■ EXERCISE DESCRIPTION: These entries are to be retyped in full, word for word.

[Component data from apps and pages]
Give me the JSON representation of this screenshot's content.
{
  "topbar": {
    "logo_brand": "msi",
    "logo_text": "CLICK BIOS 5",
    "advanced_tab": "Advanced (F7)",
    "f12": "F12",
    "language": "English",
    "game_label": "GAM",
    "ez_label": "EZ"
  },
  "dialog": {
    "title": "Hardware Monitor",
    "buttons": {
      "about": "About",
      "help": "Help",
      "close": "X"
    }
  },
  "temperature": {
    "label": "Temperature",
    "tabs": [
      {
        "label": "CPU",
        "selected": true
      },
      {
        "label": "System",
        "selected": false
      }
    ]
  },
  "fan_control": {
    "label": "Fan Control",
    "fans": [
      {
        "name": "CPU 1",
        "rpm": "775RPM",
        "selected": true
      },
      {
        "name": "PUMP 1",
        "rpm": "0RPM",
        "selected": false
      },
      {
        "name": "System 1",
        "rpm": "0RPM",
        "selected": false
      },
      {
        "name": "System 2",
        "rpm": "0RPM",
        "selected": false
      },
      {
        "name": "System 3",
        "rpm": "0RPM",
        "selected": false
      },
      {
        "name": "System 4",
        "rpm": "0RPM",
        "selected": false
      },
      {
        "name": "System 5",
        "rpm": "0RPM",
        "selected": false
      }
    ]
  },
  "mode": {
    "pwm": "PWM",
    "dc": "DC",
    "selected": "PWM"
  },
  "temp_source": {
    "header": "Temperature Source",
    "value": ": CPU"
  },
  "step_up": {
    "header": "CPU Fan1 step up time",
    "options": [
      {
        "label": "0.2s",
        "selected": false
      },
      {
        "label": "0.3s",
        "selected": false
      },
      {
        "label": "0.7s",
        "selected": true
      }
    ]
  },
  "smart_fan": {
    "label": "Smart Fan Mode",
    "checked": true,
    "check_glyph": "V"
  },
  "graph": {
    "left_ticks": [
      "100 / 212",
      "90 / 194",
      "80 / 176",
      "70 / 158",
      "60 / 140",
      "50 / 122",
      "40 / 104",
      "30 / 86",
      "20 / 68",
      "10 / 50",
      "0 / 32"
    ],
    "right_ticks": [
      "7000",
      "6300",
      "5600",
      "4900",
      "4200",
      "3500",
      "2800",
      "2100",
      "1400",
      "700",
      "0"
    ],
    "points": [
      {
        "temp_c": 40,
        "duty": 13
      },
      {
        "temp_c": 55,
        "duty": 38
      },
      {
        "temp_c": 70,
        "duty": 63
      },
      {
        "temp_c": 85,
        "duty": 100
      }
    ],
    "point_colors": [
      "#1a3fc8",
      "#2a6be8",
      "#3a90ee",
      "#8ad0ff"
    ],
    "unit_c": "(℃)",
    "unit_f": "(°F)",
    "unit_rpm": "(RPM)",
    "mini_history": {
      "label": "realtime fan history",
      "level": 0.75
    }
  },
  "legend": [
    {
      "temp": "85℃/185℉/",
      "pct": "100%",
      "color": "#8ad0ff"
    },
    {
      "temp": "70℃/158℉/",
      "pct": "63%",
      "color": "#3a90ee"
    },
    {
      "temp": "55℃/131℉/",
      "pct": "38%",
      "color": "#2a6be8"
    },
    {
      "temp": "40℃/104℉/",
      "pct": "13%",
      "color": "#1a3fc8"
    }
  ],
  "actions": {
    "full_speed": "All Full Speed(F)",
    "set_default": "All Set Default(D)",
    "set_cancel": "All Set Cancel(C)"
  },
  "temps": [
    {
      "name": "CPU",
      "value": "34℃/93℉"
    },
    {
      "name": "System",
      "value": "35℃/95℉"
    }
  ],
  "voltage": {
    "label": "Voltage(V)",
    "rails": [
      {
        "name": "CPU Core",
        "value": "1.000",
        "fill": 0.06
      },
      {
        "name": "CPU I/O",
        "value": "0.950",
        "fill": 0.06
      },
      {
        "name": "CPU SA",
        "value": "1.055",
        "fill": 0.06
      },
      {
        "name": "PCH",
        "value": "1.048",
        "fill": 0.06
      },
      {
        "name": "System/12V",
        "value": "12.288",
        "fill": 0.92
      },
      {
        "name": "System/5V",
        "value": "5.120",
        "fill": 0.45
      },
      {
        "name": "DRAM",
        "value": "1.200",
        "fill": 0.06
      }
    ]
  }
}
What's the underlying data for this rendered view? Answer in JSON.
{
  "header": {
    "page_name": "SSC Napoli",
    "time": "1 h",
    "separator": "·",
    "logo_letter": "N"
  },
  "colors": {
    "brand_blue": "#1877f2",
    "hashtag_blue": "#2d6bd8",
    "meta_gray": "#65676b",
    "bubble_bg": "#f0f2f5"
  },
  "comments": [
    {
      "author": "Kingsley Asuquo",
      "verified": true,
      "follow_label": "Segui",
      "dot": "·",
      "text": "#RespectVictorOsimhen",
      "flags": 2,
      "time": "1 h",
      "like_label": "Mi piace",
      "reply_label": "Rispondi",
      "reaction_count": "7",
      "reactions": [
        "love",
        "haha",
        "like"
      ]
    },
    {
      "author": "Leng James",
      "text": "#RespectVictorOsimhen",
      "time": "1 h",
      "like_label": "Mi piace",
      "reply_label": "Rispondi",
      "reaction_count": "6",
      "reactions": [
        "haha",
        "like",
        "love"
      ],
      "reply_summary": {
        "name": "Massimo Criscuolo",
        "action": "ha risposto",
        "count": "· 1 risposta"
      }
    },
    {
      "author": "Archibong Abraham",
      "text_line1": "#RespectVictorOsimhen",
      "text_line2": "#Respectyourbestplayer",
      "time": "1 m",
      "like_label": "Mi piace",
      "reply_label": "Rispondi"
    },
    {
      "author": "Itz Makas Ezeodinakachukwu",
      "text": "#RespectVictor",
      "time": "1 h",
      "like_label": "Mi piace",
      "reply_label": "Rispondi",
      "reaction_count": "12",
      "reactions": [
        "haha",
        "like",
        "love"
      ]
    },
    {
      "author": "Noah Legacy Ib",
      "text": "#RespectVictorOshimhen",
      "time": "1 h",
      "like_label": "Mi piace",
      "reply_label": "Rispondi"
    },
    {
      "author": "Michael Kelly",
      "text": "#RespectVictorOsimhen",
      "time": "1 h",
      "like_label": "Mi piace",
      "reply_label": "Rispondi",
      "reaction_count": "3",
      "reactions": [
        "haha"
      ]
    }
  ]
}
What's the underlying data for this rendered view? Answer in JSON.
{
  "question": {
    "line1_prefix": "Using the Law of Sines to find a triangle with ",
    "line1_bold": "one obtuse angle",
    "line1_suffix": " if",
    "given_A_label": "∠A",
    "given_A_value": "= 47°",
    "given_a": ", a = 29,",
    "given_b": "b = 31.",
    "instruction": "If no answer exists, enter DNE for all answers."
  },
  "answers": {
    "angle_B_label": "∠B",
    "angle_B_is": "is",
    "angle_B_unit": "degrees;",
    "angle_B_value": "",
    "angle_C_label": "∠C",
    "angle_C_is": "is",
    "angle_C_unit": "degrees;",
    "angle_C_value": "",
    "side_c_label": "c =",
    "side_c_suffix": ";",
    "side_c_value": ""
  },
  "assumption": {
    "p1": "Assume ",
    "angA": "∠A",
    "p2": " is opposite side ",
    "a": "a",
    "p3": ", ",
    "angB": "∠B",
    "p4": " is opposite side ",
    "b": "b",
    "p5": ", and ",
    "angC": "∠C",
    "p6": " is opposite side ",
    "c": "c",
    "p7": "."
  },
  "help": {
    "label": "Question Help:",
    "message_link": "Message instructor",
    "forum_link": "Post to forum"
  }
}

■ RESULT FOR THIS EXERCISE:
Give me the JSON representation of this screenshot's content.
{
  "topbar": {
    "logo_brand": "msi",
    "logo_text": "CLICK BIOS 5",
    "advanced_tab": "Advanced (F7)",
    "f12": "F12",
    "language": "English",
    "game_label": "GAM",
    "ez_label": "EZ"
  },
  "dialog": {
    "title": "Hardware Monitor",
    "buttons": {
      "about": "About",
      "help": "Help",
      "close": "X"
    }
  },
  "temperature": {
    "label": "Temperature",
    "tabs": [
      {
        "label": "CPU",
        "selected": true
      },
      {
        "label": "System",
        "selected": false
      }
    ]
  },
  "fan_control": {
    "label": "Fan Control",
    "fans": [
      {
        "name": "CPU 1",
        "rpm": "775RPM",
        "selected": true
      },
      {
        "name": "PUMP 1",
        "rpm": "0RPM",
        "selected": false
      },
      {
        "name": "System 1",
        "rpm": "0RPM",
        "selected": false
      },
      {
        "name": "System 2",
        "rpm": "0RPM",
        "selected": false
      },
      {
        "name": "System 3",
        "rpm": "0RPM",
        "selected": false
      },
      {
        "name": "System 4",
        "rpm": "0RPM",
        "selected": false
      },
      {
        "name": "System 5",
        "rpm": "0RPM",
        "selected": false
      }
    ]
  },
  "mode": {
    "pwm": "PWM",
    "dc": "DC",
    "selected": "PWM"
  },
  "temp_source": {
    "header": "Temperature Source",
    "value": ": CPU"
  },
  "step_up": {
    "header": "CPU Fan1 step up time",
    "options": [
      {
        "label": "0.2s",
        "selected": false
      },
      {
        "label": "0.3s",
        "selected": false
      },
      {
        "label": "0.7s",
        "selected": true
      }
    ]
  },
  "smart_fan": {
    "label": "Smart Fan Mode",
    "checked": true,
    "check_glyph": "V"
  },
  "graph": {
    "left_ticks": [
      "100 / 212",
      "90 / 194",
      "80 / 176",
      "70 / 158",
      "60 / 140",
      "50 / 122",
      "40 / 104",
      "30 / 86",
      "20 / 68",
      "10 / 50",
      "0 / 32"
    ],
    "right_ticks": [
      "7000",
      "6300",
      "5600",
      "4900",
      "4200",
      "3500",
      "2800",
      "2100",
      "1400",
      "700",
      "0"
    ],
    "points": [
      {
        "temp_c": 40,
        "duty": 13
      },
      {
        "temp_c": 55,
        "duty": 38
      },
      {
        "temp_c": 70,
        "duty": 63
      },
      {
        "temp_c": 85,
        "duty": 100
      }
    ],
    "point_colors": [
      "#1a3fc8",
      "#2a6be8",
      "#3a90ee",
      "#8ad0ff"
    ],
    "unit_c": "(℃)",
    "unit_f": "(°F)",
    "unit_rpm": "(RPM)",
    "mini_history": {
      "label": "realtime fan history",
      "level": 0.75
    }
  },
  "legend": [
    {
      "temp": "85℃/185℉/",
      "pct": "100%",
      "color": "#8ad0ff"
    },
    {
      "temp": "70℃/158℉/",
      "pct": "63%",
      "color": "#3a90ee"
    },
    {
      "temp": "55℃/131℉/",
      "pct": "38%",
      "color": "#2a6be8"
    },
    {
      "temp": "40℃/104℉/",
      "pct": "13%",
      "color": "#1a3fc8"
    }
  ],
  "actions": {
    "full_speed": "All Full Speed(F)",
    "set_default": "All Set Default(D)",
    "set_cancel": "All Set Cancel(C)"
  },
  "temps": [
    {
      "name": "CPU",
      "value": "34℃/93℉"
    },
    {
      "name": "System",
      "value": "35℃/95℉"
    }
  ],
  "voltage": {
    "label": "Voltage(V)",
    "rails": [
      {
        "name": "CPU Core",
        "value": "1.000",
        "fill": 0.06
      },
      {
        "name": "CPU I/O",
        "value": "0.950",
        "fill": 0.06
      },
      {
        "name": "CPU SA",
        "value": "1.055",
        "fill": 0.06
      },
      {
        "name": "PCH",
        "value": "1.048",
        "fill": 0.06
      },
      {
        "name": "System/12V",
        "value": "12.288",
        "fill": 0.92
      },
      {
        "name": "System/5V",
        "value": "5.120",
        "fill": 0.45
      },
      {
        "name": "DRAM",
        "value": "1.200",
        "fill": 0.06
      }
    ]
  }
}
What's the underlying data for this rendered view? Answer in JSON.
{
  "header": {
    "page_name": "SSC Napoli",
    "time": "1 h",
    "separator": "·",
    "logo_letter": "N"
  },
  "colors": {
    "brand_blue": "#1877f2",
    "hashtag_blue": "#2d6bd8",
    "meta_gray": "#65676b",
    "bubble_bg": "#f0f2f5"
  },
  "comments": [
    {
      "author": "Kingsley Asuquo",
      "verified": true,
      "follow_label": "Segui",
      "dot": "·",
      "text": "#RespectVictorOsimhen",
      "flags": 2,
      "time": "1 h",
      "like_label": "Mi piace",
      "reply_label": "Rispondi",
      "reaction_count": "7",
      "reactions": [
        "love",
        "haha",
        "like"
      ]
    },
    {
      "author": "Leng James",
      "text": "#RespectVictorOsimhen",
      "time": "1 h",
      "like_label": "Mi piace",
      "reply_label": "Rispondi",
      "reaction_count": "6",
      "reactions": [
        "haha",
        "like",
        "love"
      ],
      "reply_summary": {
        "name": "Massimo Criscuolo",
        "action": "ha risposto",
        "count": "· 1 risposta"
      }
    },
    {
      "author": "Archibong Abraham",
      "text_line1": "#RespectVictorOsimhen",
      "text_line2": "#Respectyourbestplayer",
      "time": "1 m",
      "like_label": "Mi piace",
      "reply_label": "Rispondi"
    },
    {
      "author": "Itz Makas Ezeodinakachukwu",
      "text": "#RespectVictor",
      "time": "1 h",
      "like_label": "Mi piace",
      "reply_label": "Rispondi",
      "reaction_count": "12",
      "reactions": [
        "haha",
        "like",
        "love"
      ]
    },
    {
      "author": "Noah Legacy Ib",
      "text": "#RespectVictorOshimhen",
      "time": "1 h",
      "like_label": "Mi piace",
      "reply_label": "Rispondi"
    },
    {
      "author": "Michael Kelly",
      "text": "#RespectVictorOsimhen",
      "time": "1 h",
      "like_label": "Mi piace",
      "reply_label": "Rispondi",
      "reaction_count": "3",
      "reactions": [
        "haha"
      ]
    }
  ]
}
What's the underlying data for this rendered view? Answer in JSON.
{
  "question": {
    "line1_prefix": "Using the Law of Sines to find a triangle with ",
    "line1_bold": "one obtuse angle",
    "line1_suffix": " if",
    "given_A_label": "∠A",
    "given_A_value": "= 47°",
    "given_a": ", a = 29,",
    "given_b": "b = 31.",
    "instruction": "If no answer exists, enter DNE for all answers."
  },
  "answers": {
    "angle_B_label": "∠B",
    "angle_B_is": "is",
    "angle_B_unit": "degrees;",
    "angle_B_value": "",
    "angle_C_label": "∠C",
    "angle_C_is": "is",
    "angle_C_unit": "degrees;",
    "angle_C_value": "",
    "side_c_label": "c =",
    "side_c_suffix": ";",
    "side_c_value": ""
  },
  "assumption": {
    "p1": "Assume ",
    "angA": "∠A",
    "p2": " is opposite side ",
    "a": "a",
    "p3": ", ",
    "angB": "∠B",
    "p4": " is opposite side ",
    "b": "b",
    "p5": ", and ",
    "angC": "∠C",
    "p6": " is opposite side ",
    "c": "c",
    "p7": "."
  },
  "help": {
    "label": "Question Help:",
    "message_link": "Message instructor",
    "forum_link": "Post to forum"
  }
}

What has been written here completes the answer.